Frequently asked questions

If a successful referendum vote occurs in September or October, when would the new Edgemont Government take over and be responsible for our services?

Village Law dictates that assuming a vote in the Fall of 2018, a new Edgemont Village would become formal on June 1, 2019, just 9 months after a successful vote.

From where and at what cost will we get our Ambulance Services?

The Edgemont Incorporation Committee did not include the provision or cost of Ambulance Service in their Feasibility Study. Future ambulance service will need to be contracted from an outside private vendor at a yet to be determined cost and service level, or built “ground up” at a cost which we believe to be approximately $1,000,000 annually.

Is my commuter parking space safe at the Hartsdale Metro-North Station?

Nobody knows the outcome of a potential negotiation or litigation with the Hartsdale Public Parking District, as they have stated they disagree with the EIC legal opinion and won’t negotiate with the EIC. As with all contracts for a potential Edgemont Village, nothing can be negotiated until after a vote and the election of an Edgemont Village government. We do know that the EIC proposal incorrectly calculated the number of parking spots needed for all 353 Edgemont pass holders and there are approximately 100 fewer spots in Site D and Site E, the area which lies within the geographic boundaries of a proposed Edgemont Village than are required for current Edgemont holders of commuter passes.

I swim at the Veteran Town Pool in the summer. Will I be able to continue?

Access to the Anthony Veteran Park with its 6 swimming pools and tennis courts is only available to residents of the un-incorporated Town of Greenburgh. Those who reside in the Greenburgh Villages, including a proposed Edgemont Village would not have access to AFV Park. Tennis players would also be restricted from use.

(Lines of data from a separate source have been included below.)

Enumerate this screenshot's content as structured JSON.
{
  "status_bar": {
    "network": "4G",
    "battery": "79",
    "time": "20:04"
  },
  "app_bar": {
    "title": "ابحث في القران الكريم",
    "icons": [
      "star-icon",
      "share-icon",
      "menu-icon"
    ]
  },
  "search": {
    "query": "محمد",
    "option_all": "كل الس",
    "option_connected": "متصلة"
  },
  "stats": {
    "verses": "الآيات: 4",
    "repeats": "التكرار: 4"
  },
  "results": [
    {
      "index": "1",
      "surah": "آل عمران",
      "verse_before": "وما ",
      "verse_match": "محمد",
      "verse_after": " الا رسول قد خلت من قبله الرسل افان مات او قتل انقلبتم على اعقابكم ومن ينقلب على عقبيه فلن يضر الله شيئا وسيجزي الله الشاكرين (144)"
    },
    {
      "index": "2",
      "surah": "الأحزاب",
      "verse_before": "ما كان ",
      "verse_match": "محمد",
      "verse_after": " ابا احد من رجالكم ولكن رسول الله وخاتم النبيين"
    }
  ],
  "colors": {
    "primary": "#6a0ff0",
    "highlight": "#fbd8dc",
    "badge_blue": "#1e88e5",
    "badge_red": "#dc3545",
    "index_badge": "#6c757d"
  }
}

At what point will we know the exact level of services we will be provided, who will be providing them and their cost?

Regrettably, no contract can be negotiated or let until after a successful vote and the election of a new Village government. Neither the Town, the Hartsdale Public Parking District or outside contractors will negotiate with the EIC or any other incorporation group, as they have no standing, nor the rights or power to negotiate or sign any agreement.

What percentage of my property tax goes to the un-incorporated town for my services?

Approximately 16% of your property tax accrues to the un-incorporated Town of Greenburgh. For example, if your property taxes are $25,000/year, only $4,000/year or $333/month pays for all of your police, ambulance, public works, sanitation, parks services etc. Approximately 60% is paid to the school district and 11% for the fire district.

The EIC compares the possible Village of Edgemont to Rye Brook.  Is that a valid comparison?

Rye Brook was the last village to incorporate in Westchester County.  While the size of the community and school are somewhat similar to Edgemont, there are two MAJOR differences that make the communities different.  First, Rye Brook’s services were continued as the employees of the Town of Rye became employees of the Village of Rye Brook.  Hence there was no question as to who would be providing the services for the new village.  Second, Rye Brook was the last remaining area in the Unincorporated Town of Rye.  Their becoming independent was supported by the surrounding communities as they were essentially already a separate community.

The question of control of zoning and planning seems to be a big issue. How much more control will a new Village actually have?

New York State law gives property owners the right to develop their property in a manner consistent with the zoning and planning codes. Planning boards, for example, cannot reject a project because they don’t like it or because they think the property can be put to better use. A planning board’s discretion is limited to revisions to the plan that take into account the interests of neighboring properties and overarching priorities of the jurisdiction (e.g. landscaping, preservation of wetlands, etc.).
The discretion of land use boards is further limited since they must evaluate a project based on the facts outlined in SEQRA (the State Environmental and Quality Review Act). These evaluations must be conducted based on facts and expert opinion. Public comment is taken to help uncover the issues and facts and best evaluate the impact on the surrounding community. However, public opinion not backed with factual evidence (like a petition for instance) cannot be used to make a decision.